The brokers that are approaching AX are still developing their products, he noted - they haven’t actually taken the plunge of writing this risk yet. They’re still in a place where they need to know more about it, to know how to pitch the risk. And their questions are uncovering some interesting facets of the market, for instance the differing demands of EV drivers from a service perspective. While ICE vehicle drivers will generally take a like-for-like vehicle when their own is in for repairs and aren’t too concerned with needing the same vehicle brand, EV drivers are less comfortable with doing so as the range of the vehicle they are using is a crucial consideration.
The main pain point obstructing a more widescale uptake of EVs remains the cost of these vehicles, he said, but while they remain within the demographic of higher wage earners at the moment, price parity is widely expected to be reached by 2024. The battery technology involved continues to improve, allowing greater ranges and reducing ‘range anxiety’, and as efficiencies in repairing EVs and the infrastructure around EVs improve, the costs will come down with regards to both buying and repairing these vehicles.
Molloy believes the market will see significant year on year growth over the next few years but anticipates even greater take up between 2024 and 2030 if these trends follow through. Meanwhile, brokers amassing the right information and data now will give them something of a first-mover advantage.
“That’s what we’ve done actually,” he said. “We used COVID as a bit of an opportunity. We knew electric vehicles were coming so we dedicated a whole team to the R&D side of this and we purchased vehicles quickly, probably earlier than any other rental provider. By doing that we’ve been able to gather data early and create thought leadership that has allowed us to make an association between AX and EV. And we’re getting insurers and brokers coming to us, asking us for information.”
Brokers do have an opportunity to be early movers in this space and to create genuine brand association, he said, and that’s the biggest opportunity he can see for them at the moment. Right now, LV= stands out by a country mile, he noted, and they’ve thrown a lot of resources at EV so, there’s a lot of catching up to do for some of the other brands.
The key that brokers looking to make a name for themselves in the EV space must recognise, he said, is the need to focus on service when it comes to EV drivers. EV drivers need to feel reassured that their broker is along with them for the journey and will be able to assist and support them on the way.

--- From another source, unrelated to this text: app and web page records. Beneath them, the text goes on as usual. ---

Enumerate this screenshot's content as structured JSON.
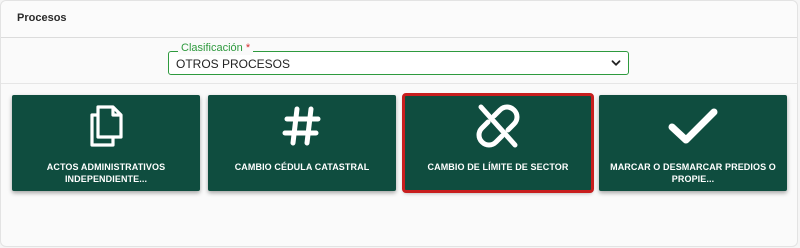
{
  "panel": {
    "title": "Procesos"
  },
  "classification": {
    "label": "Clasificación",
    "required_mark": "*",
    "value": "OTROS PROCESOS"
  },
  "cards": [
    {
      "label": "ACTOS ADMINISTRATIVOS INDEPENDIENTE...",
      "icon": "copy-icon",
      "selected": false
    },
    {
      "label": "CAMBIO CÉDULA CATASTRAL",
      "icon": "hashtag-icon",
      "selected": false
    },
    {
      "label": "CAMBIO DE LÍMITE DE SECTOR",
      "icon": "unlink-icon",
      "selected": true
    },
    {
      "label": "MARCAR O DESMARCAR PREDIOS O PROPIE...",
      "icon": "checkmark-icon",
      "selected": false
    }
  ],
  "colors": {
    "card_background": "#0f4d3f",
    "accent_green": "#2e9a3e",
    "selected_outline": "#c81e1e",
    "required_red": "#d32f2f"
  }
}
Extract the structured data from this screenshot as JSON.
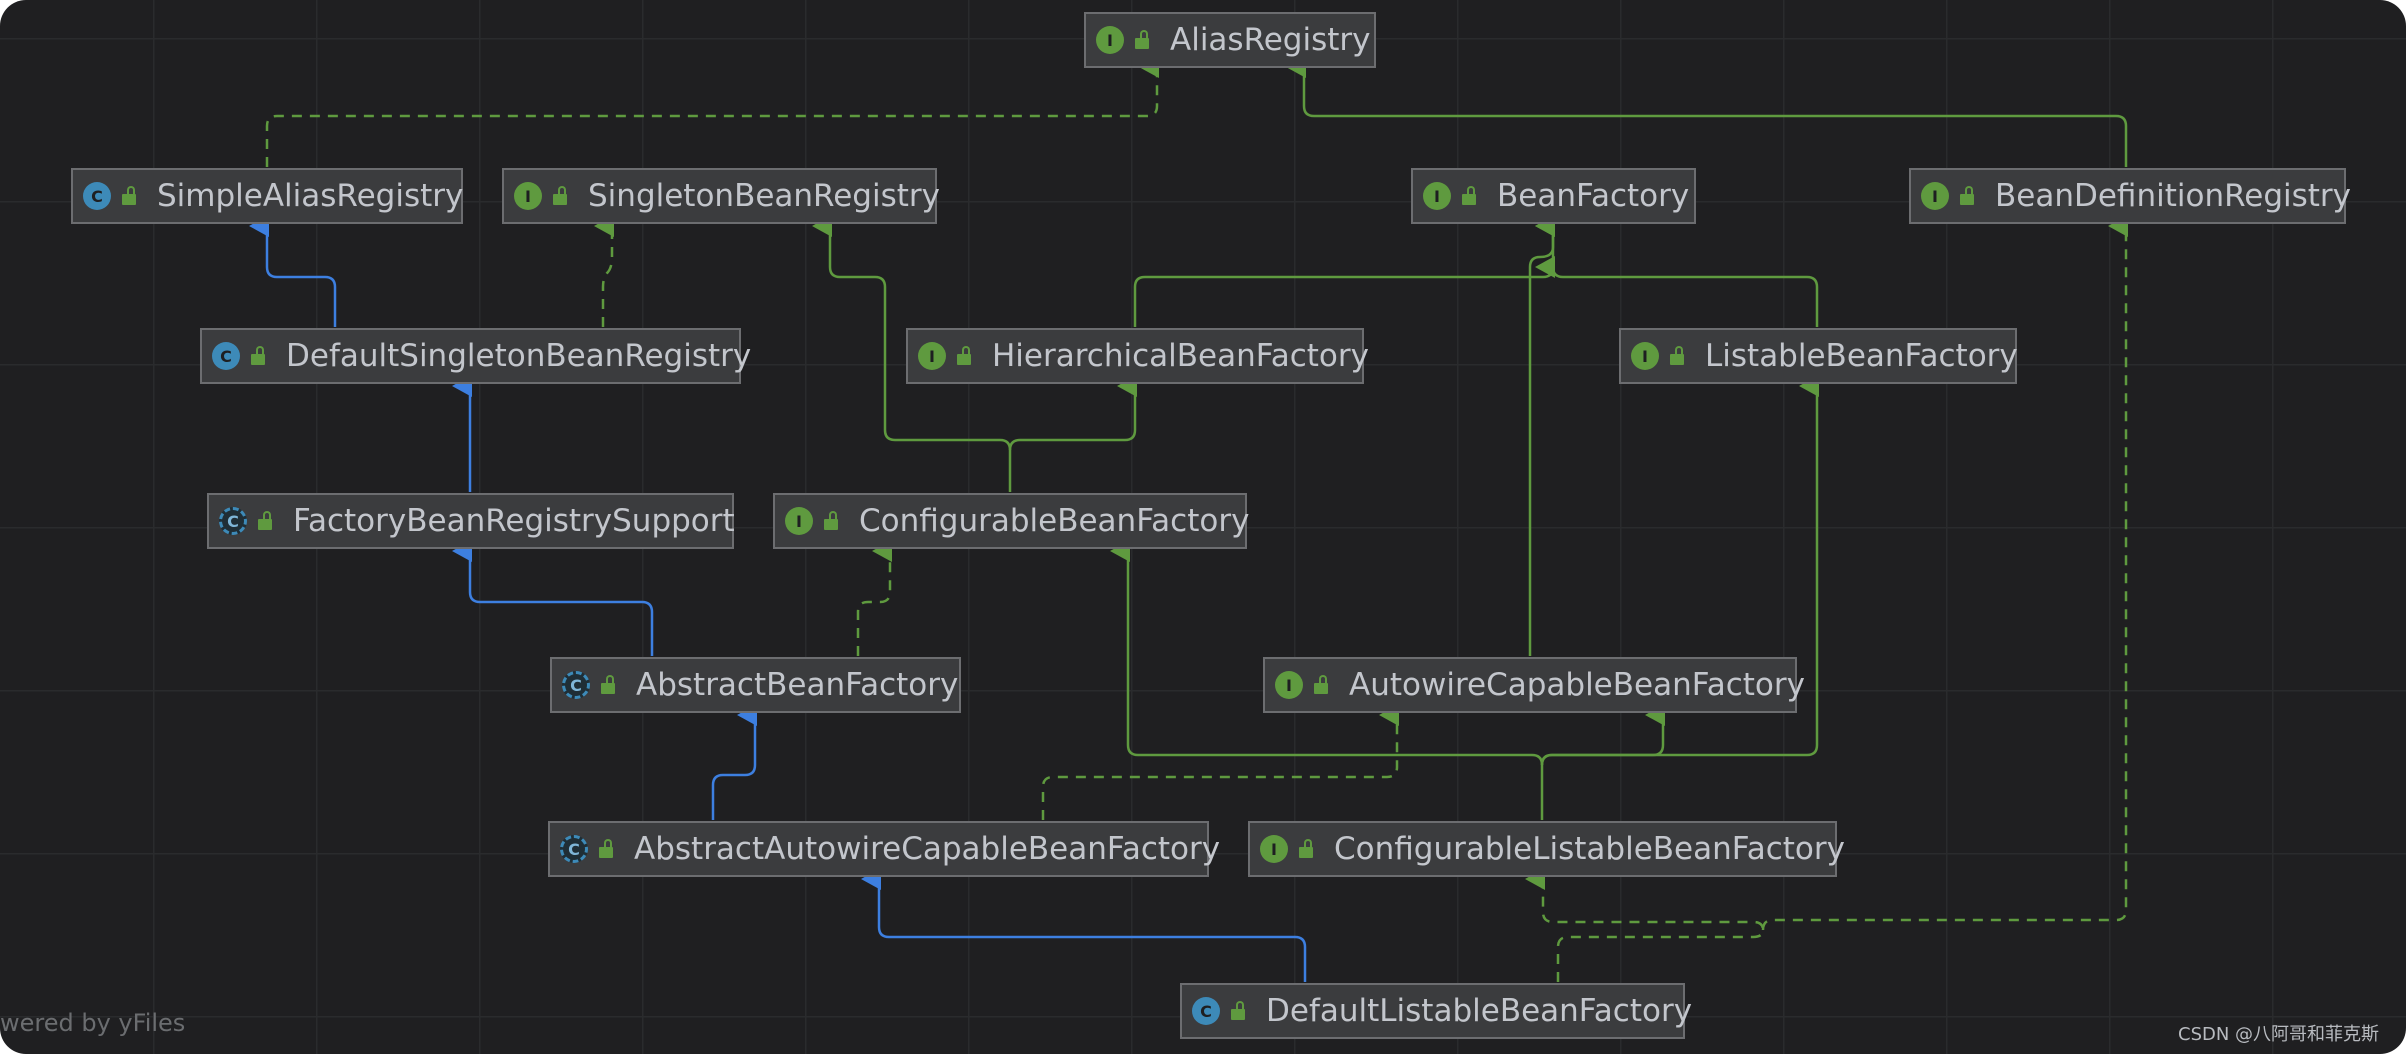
{
  "colors": {
    "implements_edge": "#5f9a3f",
    "extends_edge": "#3d7fe0",
    "interface_icon": "#5f9a3f",
    "class_icon": "#3d8ab8"
  },
  "nodes": {
    "alias_registry": {
      "label": "AliasRegistry",
      "kind": "interface",
      "kind_letter": "I"
    },
    "simple_alias_registry": {
      "label": "SimpleAliasRegistry",
      "kind": "class",
      "kind_letter": "C"
    },
    "singleton_bean_registry": {
      "label": "SingletonBeanRegistry",
      "kind": "interface",
      "kind_letter": "I"
    },
    "bean_factory": {
      "label": "BeanFactory",
      "kind": "interface",
      "kind_letter": "I"
    },
    "bean_definition_registry": {
      "label": "BeanDefinitionRegistry",
      "kind": "interface",
      "kind_letter": "I"
    },
    "default_singleton_bean_registry": {
      "label": "DefaultSingletonBeanRegistry",
      "kind": "class",
      "kind_letter": "C"
    },
    "hierarchical_bean_factory": {
      "label": "HierarchicalBeanFactory",
      "kind": "interface",
      "kind_letter": "I"
    },
    "listable_bean_factory": {
      "label": "ListableBeanFactory",
      "kind": "interface",
      "kind_letter": "I"
    },
    "factory_bean_registry_support": {
      "label": "FactoryBeanRegistrySupport",
      "kind": "abstract",
      "kind_letter": "C"
    },
    "configurable_bean_factory": {
      "label": "ConfigurableBeanFactory",
      "kind": "interface",
      "kind_letter": "I"
    },
    "abstract_bean_factory": {
      "label": "AbstractBeanFactory",
      "kind": "abstract",
      "kind_letter": "C"
    },
    "autowire_capable_bean_factory": {
      "label": "AutowireCapableBeanFactory",
      "kind": "interface",
      "kind_letter": "I"
    },
    "abstract_autowire_capable_bean_factory": {
      "label": "AbstractAutowireCapableBeanFactory",
      "kind": "abstract",
      "kind_letter": "C"
    },
    "configurable_listable_bean_factory": {
      "label": "ConfigurableListableBeanFactory",
      "kind": "interface",
      "kind_letter": "I"
    },
    "default_listable_bean_factory": {
      "label": "DefaultListableBeanFactory",
      "kind": "class",
      "kind_letter": "C"
    }
  },
  "edges": [
    {
      "from": "simple_alias_registry",
      "to": "alias_registry",
      "relation": "implements"
    },
    {
      "from": "bean_definition_registry",
      "to": "alias_registry",
      "relation": "extends"
    },
    {
      "from": "default_singleton_bean_registry",
      "to": "simple_alias_registry",
      "relation": "extends"
    },
    {
      "from": "default_singleton_bean_registry",
      "to": "singleton_bean_registry",
      "relation": "implements"
    },
    {
      "from": "hierarchical_bean_factory",
      "to": "bean_factory",
      "relation": "extends"
    },
    {
      "from": "listable_bean_factory",
      "to": "bean_factory",
      "relation": "extends"
    },
    {
      "from": "autowire_capable_bean_factory",
      "to": "bean_factory",
      "relation": "extends"
    },
    {
      "from": "factory_bean_registry_support",
      "to": "default_singleton_bean_registry",
      "relation": "extends"
    },
    {
      "from": "configurable_bean_factory",
      "to": "hierarchical_bean_factory",
      "relation": "extends"
    },
    {
      "from": "configurable_bean_factory",
      "to": "singleton_bean_registry",
      "relation": "extends"
    },
    {
      "from": "abstract_bean_factory",
      "to": "factory_bean_registry_support",
      "relation": "extends"
    },
    {
      "from": "abstract_bean_factory",
      "to": "configurable_bean_factory",
      "relation": "implements"
    },
    {
      "from": "abstract_autowire_capable_bean_factory",
      "to": "abstract_bean_factory",
      "relation": "extends"
    },
    {
      "from": "abstract_autowire_capable_bean_factory",
      "to": "autowire_capable_bean_factory",
      "relation": "implements"
    },
    {
      "from": "configurable_listable_bean_factory",
      "to": "configurable_bean_factory",
      "relation": "extends"
    },
    {
      "from": "configurable_listable_bean_factory",
      "to": "autowire_capable_bean_factory",
      "relation": "extends"
    },
    {
      "from": "configurable_listable_bean_factory",
      "to": "listable_bean_factory",
      "relation": "extends"
    },
    {
      "from": "default_listable_bean_factory",
      "to": "abstract_autowire_capable_bean_factory",
      "relation": "extends"
    },
    {
      "from": "default_listable_bean_factory",
      "to": "configurable_listable_bean_factory",
      "relation": "implements"
    },
    {
      "from": "default_listable_bean_factory",
      "to": "bean_definition_registry",
      "relation": "implements"
    }
  ],
  "watermark": "wered by yFiles",
  "credit": "CSDN @八阿哥和菲克斯"
}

It’s not just about understanding the risks, but also about how to deal with customers at the moment of truth, which is a claim.
“When that accident happens, do you have the right capability within your repair network? Can you provide a like-for-like vehicle?” he asked. “Because for EV drivers, those are the main considerations.”